» **What to work on**: Copy exactly, and only, the lines from the one containing "Enumerate this screenshot's" through the last line of the records below.
..............................
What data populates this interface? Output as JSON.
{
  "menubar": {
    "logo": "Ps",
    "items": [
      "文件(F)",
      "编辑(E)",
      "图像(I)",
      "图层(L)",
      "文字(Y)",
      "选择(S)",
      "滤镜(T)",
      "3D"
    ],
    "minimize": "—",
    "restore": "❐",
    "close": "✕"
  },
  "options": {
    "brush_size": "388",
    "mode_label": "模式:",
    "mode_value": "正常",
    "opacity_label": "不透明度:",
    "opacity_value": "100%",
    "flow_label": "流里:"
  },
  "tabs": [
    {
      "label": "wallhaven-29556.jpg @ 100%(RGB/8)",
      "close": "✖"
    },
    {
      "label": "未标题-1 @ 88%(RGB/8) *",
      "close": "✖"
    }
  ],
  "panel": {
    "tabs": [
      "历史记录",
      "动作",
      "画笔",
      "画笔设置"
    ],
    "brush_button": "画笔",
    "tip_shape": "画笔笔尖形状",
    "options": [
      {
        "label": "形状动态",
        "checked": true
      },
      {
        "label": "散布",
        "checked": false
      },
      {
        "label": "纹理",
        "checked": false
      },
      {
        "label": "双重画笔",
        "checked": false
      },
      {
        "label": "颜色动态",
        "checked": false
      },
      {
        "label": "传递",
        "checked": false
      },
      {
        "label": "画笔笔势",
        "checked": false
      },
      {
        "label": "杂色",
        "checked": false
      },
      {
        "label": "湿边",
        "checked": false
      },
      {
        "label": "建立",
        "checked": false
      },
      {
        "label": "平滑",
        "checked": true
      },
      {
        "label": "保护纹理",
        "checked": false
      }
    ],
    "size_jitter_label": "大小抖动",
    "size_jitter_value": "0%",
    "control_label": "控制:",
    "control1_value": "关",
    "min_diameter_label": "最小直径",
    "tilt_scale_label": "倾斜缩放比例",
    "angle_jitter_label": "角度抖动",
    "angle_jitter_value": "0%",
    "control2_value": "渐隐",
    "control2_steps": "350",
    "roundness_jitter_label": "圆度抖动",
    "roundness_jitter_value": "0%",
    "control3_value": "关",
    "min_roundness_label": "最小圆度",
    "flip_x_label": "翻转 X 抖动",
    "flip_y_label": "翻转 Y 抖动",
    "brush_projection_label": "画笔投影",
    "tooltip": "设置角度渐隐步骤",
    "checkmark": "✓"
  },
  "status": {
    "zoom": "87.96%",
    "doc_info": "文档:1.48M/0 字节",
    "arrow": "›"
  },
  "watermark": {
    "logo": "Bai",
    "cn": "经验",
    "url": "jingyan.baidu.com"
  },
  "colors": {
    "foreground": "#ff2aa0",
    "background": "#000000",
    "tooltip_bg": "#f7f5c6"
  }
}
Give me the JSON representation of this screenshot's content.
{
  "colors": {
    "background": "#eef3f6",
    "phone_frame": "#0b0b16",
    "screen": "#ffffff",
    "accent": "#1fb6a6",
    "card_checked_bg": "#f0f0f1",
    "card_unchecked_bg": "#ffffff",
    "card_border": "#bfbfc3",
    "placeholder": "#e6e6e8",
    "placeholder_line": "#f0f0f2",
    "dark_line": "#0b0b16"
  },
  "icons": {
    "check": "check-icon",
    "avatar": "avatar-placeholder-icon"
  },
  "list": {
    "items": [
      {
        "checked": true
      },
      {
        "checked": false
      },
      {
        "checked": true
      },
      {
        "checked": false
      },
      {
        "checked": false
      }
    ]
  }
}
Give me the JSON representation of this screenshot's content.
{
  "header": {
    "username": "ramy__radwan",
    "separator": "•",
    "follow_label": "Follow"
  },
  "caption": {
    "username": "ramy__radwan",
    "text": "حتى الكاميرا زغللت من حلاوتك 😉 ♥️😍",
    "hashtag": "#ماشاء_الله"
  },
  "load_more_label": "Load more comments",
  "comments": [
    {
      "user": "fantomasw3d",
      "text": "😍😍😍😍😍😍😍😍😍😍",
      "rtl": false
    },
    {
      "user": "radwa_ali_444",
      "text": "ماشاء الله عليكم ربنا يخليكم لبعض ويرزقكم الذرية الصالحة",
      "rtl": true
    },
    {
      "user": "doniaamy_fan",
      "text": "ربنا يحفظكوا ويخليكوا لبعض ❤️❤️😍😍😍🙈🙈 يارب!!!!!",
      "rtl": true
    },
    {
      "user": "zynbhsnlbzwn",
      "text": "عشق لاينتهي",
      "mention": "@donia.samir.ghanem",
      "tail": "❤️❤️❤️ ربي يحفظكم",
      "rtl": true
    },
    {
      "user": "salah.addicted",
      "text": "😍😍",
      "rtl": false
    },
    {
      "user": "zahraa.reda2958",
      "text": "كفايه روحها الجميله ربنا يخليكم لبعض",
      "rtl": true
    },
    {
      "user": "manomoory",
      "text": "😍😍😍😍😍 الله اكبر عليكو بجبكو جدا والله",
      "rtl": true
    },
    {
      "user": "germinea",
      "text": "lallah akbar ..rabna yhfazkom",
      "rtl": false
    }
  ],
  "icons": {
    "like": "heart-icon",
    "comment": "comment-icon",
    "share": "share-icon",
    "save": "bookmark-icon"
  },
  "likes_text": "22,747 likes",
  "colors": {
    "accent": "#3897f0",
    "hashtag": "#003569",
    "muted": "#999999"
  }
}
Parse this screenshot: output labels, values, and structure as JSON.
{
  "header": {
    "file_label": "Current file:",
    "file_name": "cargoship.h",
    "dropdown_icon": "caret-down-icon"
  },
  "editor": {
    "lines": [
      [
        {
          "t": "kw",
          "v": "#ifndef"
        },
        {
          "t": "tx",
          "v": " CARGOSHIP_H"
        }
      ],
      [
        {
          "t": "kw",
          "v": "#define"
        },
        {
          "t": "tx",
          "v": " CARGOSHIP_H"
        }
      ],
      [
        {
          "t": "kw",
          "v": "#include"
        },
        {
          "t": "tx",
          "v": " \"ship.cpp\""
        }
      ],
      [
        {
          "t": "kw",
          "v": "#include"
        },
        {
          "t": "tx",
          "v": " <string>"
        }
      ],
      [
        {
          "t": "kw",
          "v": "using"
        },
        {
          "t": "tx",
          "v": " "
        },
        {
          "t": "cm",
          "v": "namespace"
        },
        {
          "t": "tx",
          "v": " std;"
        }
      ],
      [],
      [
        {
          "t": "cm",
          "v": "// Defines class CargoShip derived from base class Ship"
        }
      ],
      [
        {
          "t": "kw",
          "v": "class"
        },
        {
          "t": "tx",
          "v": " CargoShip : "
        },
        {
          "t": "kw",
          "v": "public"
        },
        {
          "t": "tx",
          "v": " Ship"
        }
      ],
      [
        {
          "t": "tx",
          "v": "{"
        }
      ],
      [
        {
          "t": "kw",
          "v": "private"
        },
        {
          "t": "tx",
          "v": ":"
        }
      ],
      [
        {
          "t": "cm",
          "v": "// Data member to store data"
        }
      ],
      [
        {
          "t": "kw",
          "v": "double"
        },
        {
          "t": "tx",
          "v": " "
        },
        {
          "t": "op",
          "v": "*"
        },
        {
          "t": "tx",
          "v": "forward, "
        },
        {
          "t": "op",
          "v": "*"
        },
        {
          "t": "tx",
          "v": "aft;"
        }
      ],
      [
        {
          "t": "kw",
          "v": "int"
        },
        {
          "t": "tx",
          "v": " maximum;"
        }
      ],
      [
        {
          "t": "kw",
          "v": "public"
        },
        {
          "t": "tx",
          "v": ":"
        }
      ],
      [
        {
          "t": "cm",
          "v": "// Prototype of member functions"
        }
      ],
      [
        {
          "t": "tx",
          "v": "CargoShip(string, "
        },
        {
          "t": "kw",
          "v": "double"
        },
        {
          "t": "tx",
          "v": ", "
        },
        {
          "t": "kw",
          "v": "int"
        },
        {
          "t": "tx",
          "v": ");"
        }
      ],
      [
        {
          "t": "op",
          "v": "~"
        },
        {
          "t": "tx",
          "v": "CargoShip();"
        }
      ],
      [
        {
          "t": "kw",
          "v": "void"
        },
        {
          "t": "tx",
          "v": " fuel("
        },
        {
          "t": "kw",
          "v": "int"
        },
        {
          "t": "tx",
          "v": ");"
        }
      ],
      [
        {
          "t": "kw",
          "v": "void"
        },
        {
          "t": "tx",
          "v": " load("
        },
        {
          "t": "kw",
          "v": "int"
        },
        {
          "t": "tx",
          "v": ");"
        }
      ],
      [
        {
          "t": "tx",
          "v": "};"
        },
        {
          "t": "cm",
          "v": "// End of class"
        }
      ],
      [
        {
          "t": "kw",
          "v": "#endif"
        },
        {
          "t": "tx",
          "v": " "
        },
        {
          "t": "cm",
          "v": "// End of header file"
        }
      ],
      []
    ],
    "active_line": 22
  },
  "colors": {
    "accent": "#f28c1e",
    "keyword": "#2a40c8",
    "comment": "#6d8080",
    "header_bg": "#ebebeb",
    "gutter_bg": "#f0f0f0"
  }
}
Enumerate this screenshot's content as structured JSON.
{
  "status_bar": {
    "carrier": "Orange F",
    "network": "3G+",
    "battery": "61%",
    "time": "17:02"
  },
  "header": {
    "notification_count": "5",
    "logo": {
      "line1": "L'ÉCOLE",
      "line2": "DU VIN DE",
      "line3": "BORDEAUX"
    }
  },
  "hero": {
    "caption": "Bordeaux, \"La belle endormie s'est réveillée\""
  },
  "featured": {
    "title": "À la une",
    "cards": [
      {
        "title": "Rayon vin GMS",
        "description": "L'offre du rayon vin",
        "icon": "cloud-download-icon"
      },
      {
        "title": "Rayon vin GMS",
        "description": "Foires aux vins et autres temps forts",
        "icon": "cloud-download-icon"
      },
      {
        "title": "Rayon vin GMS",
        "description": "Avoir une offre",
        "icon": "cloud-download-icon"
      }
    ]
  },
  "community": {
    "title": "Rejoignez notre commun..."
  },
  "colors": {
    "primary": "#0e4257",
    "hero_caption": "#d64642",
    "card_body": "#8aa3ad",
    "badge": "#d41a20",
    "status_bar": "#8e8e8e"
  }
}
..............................
» **Solved problem**:
Enumerate this screenshot's content as structured JSON.
{
  "status_bar": {
    "carrier": "Orange F",
    "network": "3G+",
    "battery": "61%",
    "time": "17:02"
  },
  "header": {
    "notification_count": "5",
    "logo": {
      "line1": "L'ÉCOLE",
      "line2": "DU VIN DE",
      "line3": "BORDEAUX"
    }
  },
  "hero": {
    "caption": "Bordeaux, \"La belle endormie s'est réveillée\""
  },
  "featured": {
    "title": "À la une",
    "cards": [
      {
        "title": "Rayon vin GMS",
        "description": "L'offre du rayon vin",
        "icon": "cloud-download-icon"
      },
      {
        "title": "Rayon vin GMS",
        "description": "Foires aux vins et autres temps forts",
        "icon": "cloud-download-icon"
      },
      {
        "title": "Rayon vin GMS",
        "description": "Avoir une offre",
        "icon": "cloud-download-icon"
      }
    ]
  },
  "community": {
    "title": "Rejoignez notre commun..."
  },
  "colors": {
    "primary": "#0e4257",
    "hero_caption": "#d64642",
    "card_body": "#8aa3ad",
    "badge": "#d41a20",
    "status_bar": "#8e8e8e"
  }
}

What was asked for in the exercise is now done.